Alan York, William Neal Reynolds distinguished professor of crop science at North Carolina State University, says he doesn’t know when cotton farmers will see labels for Enlist or Roundup Ready 2 Xtend cotton, but once approval comes stewardship is vital.
Cotton farmers are still waiting for the go ahead from the Environmental Protection Agency to use the new auxin-based herbicide formulations in Enlist Duo and Roundup Ready 2 Xtend with still no word on a label approval as the 2016 crop season draws to a close.
Roundup Ready 2 Xtend is a glyphosate with dicamba product marketed by Monsanto while Enlist Duo is a glyphosate and 2,4-D mixture marketed by Dow AgroScience. York said both systems look really good for controlling troublesome weeds such as Palmer amaranth, but resistance management and drift management will be critical in both systems.

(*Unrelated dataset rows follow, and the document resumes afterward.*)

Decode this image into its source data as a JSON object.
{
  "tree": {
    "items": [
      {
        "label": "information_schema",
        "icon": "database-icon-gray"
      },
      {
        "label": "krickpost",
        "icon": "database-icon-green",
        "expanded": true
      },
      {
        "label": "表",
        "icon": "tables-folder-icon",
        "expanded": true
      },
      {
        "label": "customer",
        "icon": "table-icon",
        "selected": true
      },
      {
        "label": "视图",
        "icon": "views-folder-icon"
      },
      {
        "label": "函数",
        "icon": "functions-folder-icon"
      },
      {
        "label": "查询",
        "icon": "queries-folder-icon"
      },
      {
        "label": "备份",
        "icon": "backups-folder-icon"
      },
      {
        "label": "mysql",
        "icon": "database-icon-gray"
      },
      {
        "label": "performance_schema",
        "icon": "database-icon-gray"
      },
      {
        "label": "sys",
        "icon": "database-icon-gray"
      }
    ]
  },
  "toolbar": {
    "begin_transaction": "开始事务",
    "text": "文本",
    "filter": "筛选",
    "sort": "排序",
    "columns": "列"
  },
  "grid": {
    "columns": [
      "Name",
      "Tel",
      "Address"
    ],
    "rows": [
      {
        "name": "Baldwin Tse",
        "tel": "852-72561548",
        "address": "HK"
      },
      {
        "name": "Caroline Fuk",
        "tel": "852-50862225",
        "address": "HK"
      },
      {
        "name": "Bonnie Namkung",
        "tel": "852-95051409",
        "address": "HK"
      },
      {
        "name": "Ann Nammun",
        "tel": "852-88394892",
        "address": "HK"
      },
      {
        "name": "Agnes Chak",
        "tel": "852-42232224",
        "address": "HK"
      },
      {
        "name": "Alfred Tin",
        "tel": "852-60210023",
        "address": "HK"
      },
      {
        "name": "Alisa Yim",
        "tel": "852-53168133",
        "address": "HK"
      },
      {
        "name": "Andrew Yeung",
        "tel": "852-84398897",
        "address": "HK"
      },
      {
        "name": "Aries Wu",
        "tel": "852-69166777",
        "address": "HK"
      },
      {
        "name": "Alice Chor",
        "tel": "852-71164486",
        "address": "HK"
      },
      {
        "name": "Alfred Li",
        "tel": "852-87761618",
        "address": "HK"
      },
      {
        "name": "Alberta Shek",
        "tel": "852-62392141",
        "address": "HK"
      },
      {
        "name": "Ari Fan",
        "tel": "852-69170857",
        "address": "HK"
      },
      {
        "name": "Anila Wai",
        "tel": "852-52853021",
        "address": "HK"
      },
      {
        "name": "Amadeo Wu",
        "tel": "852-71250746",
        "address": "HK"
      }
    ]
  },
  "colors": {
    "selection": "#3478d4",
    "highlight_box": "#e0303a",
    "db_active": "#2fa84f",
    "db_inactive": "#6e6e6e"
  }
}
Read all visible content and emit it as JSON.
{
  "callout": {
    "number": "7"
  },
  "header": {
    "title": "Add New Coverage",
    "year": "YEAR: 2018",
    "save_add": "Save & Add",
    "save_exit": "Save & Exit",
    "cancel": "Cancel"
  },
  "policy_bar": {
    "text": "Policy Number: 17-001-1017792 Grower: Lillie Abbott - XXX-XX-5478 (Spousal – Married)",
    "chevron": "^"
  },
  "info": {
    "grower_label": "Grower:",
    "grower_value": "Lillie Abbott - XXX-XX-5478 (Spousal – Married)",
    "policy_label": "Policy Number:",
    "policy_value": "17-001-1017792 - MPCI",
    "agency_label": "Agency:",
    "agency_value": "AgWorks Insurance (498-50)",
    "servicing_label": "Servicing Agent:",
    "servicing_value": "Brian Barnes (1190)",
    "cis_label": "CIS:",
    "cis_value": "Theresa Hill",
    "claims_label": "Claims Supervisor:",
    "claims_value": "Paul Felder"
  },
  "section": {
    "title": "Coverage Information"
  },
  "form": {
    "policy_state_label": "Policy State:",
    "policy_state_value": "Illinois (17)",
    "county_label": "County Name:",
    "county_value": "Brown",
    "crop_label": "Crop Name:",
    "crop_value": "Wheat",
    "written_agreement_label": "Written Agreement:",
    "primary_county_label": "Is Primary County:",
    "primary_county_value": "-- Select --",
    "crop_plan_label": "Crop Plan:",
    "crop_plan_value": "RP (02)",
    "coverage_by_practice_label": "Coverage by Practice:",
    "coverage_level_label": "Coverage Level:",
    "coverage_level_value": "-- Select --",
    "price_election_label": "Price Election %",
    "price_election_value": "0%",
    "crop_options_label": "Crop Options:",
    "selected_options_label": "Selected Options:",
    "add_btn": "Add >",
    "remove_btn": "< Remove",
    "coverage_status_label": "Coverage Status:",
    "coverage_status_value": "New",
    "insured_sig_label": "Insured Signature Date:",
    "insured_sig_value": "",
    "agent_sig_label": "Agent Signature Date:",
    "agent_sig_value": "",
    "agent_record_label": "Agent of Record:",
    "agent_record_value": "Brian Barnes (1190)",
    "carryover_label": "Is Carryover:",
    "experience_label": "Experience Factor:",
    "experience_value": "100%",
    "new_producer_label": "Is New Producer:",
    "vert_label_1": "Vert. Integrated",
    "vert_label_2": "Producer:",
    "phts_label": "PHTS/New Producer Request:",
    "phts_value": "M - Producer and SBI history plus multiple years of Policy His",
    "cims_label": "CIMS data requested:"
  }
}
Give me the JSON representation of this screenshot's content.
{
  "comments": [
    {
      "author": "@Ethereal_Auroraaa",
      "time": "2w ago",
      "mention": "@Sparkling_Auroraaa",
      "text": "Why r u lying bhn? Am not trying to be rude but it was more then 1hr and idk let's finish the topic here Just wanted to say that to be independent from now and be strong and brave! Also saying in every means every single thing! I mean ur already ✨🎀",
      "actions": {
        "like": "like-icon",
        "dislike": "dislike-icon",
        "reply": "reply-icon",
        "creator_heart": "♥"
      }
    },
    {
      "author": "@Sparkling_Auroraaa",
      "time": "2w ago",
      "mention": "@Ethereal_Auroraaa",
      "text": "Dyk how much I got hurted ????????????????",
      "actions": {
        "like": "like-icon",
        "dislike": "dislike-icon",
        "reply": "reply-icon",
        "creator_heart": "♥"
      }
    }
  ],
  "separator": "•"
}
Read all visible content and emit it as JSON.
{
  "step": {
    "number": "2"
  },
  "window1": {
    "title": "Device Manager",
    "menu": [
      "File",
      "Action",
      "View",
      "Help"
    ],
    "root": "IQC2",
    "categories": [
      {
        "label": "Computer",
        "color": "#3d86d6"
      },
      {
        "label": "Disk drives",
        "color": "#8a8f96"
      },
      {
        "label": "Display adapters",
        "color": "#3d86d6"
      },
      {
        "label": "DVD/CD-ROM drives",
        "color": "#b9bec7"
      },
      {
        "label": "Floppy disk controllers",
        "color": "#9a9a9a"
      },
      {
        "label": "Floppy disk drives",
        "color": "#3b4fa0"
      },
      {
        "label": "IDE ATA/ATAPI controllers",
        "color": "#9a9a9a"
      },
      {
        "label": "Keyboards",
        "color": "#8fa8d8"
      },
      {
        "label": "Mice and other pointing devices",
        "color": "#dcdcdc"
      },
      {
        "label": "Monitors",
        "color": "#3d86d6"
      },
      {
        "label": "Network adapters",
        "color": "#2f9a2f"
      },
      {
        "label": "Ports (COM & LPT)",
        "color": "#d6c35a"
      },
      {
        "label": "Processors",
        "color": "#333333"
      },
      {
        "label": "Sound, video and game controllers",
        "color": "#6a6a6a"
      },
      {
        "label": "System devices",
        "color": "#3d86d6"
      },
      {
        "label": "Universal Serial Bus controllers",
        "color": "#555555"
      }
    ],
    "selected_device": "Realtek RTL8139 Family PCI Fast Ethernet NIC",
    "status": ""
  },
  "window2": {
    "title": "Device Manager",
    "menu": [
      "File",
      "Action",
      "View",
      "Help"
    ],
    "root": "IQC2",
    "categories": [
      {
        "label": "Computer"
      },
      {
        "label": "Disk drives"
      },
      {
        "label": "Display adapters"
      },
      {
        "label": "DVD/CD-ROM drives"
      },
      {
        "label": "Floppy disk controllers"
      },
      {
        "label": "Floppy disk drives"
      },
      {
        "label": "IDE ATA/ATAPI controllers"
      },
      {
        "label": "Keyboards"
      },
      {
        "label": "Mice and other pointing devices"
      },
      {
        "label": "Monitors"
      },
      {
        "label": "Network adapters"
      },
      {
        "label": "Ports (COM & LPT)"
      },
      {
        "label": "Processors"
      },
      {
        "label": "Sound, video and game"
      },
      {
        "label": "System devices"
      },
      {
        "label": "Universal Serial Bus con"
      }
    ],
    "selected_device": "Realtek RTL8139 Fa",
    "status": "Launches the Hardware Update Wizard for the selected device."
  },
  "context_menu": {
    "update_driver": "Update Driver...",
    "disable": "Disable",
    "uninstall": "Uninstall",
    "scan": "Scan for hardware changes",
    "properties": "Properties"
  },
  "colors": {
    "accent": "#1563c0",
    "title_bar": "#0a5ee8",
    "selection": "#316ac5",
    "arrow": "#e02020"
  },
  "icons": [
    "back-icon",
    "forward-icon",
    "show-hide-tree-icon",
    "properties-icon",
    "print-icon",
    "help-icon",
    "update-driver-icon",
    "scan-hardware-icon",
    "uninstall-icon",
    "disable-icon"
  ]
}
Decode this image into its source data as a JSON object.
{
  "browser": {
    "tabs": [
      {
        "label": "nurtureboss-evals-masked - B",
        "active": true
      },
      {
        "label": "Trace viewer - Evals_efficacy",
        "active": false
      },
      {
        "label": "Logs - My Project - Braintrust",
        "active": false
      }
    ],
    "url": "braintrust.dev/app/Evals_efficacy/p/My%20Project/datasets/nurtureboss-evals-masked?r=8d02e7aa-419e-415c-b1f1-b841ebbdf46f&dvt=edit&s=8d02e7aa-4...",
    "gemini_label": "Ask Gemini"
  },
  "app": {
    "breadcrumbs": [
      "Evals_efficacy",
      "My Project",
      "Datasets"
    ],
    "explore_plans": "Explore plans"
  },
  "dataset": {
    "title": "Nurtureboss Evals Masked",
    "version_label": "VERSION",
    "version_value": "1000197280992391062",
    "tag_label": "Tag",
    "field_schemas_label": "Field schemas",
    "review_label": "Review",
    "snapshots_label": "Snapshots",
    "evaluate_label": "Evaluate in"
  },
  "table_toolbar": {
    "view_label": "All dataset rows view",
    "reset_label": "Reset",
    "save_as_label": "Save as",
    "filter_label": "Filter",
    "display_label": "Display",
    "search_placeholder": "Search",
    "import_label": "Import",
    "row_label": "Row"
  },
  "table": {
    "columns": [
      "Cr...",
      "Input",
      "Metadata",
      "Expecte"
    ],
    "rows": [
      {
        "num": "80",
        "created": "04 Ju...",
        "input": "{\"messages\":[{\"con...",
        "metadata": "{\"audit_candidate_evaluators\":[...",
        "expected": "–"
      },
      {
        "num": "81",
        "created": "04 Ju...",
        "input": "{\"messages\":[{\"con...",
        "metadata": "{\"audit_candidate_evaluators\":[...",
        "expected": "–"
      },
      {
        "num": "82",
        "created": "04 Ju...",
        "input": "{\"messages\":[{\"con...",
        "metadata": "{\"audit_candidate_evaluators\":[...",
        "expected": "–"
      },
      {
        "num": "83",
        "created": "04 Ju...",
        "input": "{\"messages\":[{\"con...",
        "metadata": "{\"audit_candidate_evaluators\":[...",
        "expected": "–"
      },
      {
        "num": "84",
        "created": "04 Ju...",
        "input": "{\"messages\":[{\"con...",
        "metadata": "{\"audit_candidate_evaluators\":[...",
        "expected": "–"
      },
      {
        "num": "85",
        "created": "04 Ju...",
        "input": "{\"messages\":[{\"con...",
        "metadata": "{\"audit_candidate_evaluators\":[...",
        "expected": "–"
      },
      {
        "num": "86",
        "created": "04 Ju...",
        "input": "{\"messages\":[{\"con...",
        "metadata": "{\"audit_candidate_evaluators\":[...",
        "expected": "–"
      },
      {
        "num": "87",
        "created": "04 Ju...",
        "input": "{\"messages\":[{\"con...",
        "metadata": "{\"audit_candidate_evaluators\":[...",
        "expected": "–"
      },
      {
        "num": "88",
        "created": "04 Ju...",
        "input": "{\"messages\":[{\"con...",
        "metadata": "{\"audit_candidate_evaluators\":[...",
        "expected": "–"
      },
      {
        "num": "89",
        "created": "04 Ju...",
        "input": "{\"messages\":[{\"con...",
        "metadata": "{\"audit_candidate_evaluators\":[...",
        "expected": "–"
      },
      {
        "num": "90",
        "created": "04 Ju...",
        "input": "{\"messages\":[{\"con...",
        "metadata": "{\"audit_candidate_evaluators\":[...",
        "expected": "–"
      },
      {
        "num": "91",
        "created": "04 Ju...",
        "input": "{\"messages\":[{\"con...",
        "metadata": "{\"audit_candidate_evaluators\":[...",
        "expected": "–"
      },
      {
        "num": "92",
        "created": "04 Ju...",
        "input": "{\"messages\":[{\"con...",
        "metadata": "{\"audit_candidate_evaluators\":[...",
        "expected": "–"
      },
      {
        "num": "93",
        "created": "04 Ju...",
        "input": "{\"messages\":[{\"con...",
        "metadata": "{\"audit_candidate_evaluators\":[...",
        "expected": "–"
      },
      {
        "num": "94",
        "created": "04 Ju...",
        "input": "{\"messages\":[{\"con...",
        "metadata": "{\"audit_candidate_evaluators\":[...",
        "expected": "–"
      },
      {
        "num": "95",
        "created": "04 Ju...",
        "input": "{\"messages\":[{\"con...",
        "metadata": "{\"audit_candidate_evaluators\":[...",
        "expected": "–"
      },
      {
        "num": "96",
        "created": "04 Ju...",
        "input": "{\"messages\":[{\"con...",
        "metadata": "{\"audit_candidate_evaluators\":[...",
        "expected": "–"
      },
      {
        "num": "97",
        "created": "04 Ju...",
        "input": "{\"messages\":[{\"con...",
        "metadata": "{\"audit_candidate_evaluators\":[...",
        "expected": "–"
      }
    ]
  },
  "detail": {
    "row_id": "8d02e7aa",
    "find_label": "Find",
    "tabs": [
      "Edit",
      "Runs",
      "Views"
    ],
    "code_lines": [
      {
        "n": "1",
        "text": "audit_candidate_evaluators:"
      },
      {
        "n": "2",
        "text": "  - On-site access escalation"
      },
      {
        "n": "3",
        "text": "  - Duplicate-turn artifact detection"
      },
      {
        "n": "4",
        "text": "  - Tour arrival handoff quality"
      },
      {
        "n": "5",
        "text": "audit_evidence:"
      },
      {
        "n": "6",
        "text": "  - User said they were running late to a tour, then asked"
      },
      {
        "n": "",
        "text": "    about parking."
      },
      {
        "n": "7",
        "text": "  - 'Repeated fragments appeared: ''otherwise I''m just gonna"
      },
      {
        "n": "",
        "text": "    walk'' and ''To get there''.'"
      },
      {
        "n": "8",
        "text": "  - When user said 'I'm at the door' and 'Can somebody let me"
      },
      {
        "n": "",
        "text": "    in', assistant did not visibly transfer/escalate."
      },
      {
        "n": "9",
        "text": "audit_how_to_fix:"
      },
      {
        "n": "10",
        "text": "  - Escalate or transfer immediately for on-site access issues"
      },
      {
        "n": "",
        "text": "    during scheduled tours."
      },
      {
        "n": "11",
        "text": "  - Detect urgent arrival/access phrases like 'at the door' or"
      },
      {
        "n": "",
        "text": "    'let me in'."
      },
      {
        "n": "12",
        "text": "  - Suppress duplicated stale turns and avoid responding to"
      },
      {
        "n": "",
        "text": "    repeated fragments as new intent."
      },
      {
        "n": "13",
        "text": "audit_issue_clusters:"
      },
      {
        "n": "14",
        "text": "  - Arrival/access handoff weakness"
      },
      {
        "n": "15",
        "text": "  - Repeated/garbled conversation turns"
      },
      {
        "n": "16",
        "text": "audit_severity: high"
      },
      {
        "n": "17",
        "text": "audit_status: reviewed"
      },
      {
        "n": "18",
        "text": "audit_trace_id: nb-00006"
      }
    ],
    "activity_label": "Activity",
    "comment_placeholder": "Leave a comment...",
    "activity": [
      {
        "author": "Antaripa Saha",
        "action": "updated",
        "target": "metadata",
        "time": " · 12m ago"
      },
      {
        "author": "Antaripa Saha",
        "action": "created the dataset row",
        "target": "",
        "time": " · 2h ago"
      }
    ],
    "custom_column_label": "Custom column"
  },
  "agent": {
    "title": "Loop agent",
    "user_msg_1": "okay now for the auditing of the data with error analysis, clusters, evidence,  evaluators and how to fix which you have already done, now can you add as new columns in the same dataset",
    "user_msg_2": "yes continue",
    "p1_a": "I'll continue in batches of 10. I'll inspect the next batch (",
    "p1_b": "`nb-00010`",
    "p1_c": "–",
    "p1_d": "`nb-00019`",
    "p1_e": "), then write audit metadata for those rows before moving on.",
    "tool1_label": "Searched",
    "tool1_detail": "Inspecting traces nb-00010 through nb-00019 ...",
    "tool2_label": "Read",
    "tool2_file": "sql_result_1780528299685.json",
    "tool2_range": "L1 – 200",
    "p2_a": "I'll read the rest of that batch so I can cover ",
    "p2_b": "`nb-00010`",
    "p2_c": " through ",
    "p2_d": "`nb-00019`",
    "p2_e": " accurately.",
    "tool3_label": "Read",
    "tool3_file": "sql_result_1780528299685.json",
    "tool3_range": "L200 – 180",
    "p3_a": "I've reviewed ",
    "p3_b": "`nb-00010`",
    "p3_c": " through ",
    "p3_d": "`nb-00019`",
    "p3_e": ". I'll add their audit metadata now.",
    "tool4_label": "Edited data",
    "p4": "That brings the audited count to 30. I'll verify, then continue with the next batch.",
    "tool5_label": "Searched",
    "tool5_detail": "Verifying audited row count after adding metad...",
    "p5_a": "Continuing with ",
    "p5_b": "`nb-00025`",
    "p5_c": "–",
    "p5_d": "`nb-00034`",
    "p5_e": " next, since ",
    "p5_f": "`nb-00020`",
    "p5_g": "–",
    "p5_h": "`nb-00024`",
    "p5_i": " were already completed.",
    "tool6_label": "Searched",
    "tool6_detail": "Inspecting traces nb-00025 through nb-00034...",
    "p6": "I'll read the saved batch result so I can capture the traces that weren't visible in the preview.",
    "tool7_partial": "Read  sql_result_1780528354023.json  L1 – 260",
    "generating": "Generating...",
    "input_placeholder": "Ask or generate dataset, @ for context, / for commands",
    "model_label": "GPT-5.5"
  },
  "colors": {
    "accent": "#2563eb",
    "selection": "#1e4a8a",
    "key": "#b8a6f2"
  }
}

“We are very much concerned that we have to treat this new technology right,” York said at a Cotton Field Day held Sept. 15 at the Upper Coastal Plain Research Station in Rocky Mount,
York urged cotton farmers to be prepared for resistance because “just as sure as you’re sitting there, we’re going to get it.
“For the most part, 2, 4-D and dicamba is an add-on for what you’re already doing,” York said. “I don’t think you’re going to drop a lot of other things. We’re going to continue to strongly promote residuals. Most of us are in no-till cotton now so we’re going to continue to promote a residual such as Valor as part of the preplant burndown. We’re going to continue to promote (pre-emergence herbicides) and realistically mixtures of pres. We’re going to continue to talk about residuals with our posts, products like Warrant and Dual," he said.
York said the best way to head off resistance is to use tank mixes containing mixtures with different modes of action to control resistant weeds such as Palmer amaranth. Using the full label rate and timely application is vital in resistance management.
“We need to start thinking outside the box or at least make that box expand a little bit,” York said. “I don’t mean to sound pessimistic, but I guess I am. We look at what we have to work with today and we don’t see anything new coming, and we keep on losing things to resistance. We’re running out of tools so we have to make the most of what we have.”
In addition to resistance management, York emphasized the importance of keeping compounds on target and avoiding drift. He highlighted the issues in the Mid-South with dicamba drift damaging off-target crops that has garnered negative publicity across country as a clear example of avoiding drift.
“We don’t want any of that here. That thing has been a black eye to the industry. It will result in additional regulations, and I’m convinced it’s holding up the registrations of these compounds involved,” York said.
Using the right nozzle to ensure large droplets is important for avoiding drift as is the right application pressure to make sure the nozzle delivers the compound in the pattern that the nozzle is supposed to make. “With the manufacturer’s suggested pressure range, we tend to want to be on the lower end of that,” York explained.
As for boom height, York noted that the higher you carry the boom, the longer it will take to deliver the compound to the ground and the greater the chance wind will move the compound. “We want to maintain the boom height at a maximum of 24 inches,” York said.
“Basically, if the wind is blowing toward a sensitive crop, don’t spray that day. You have to make the decision how far down yonder is that sensitive crop, and I got a recommendation to help you decide that: If it ain’t your crop and you don’t want to buy it, don’t spray that day.”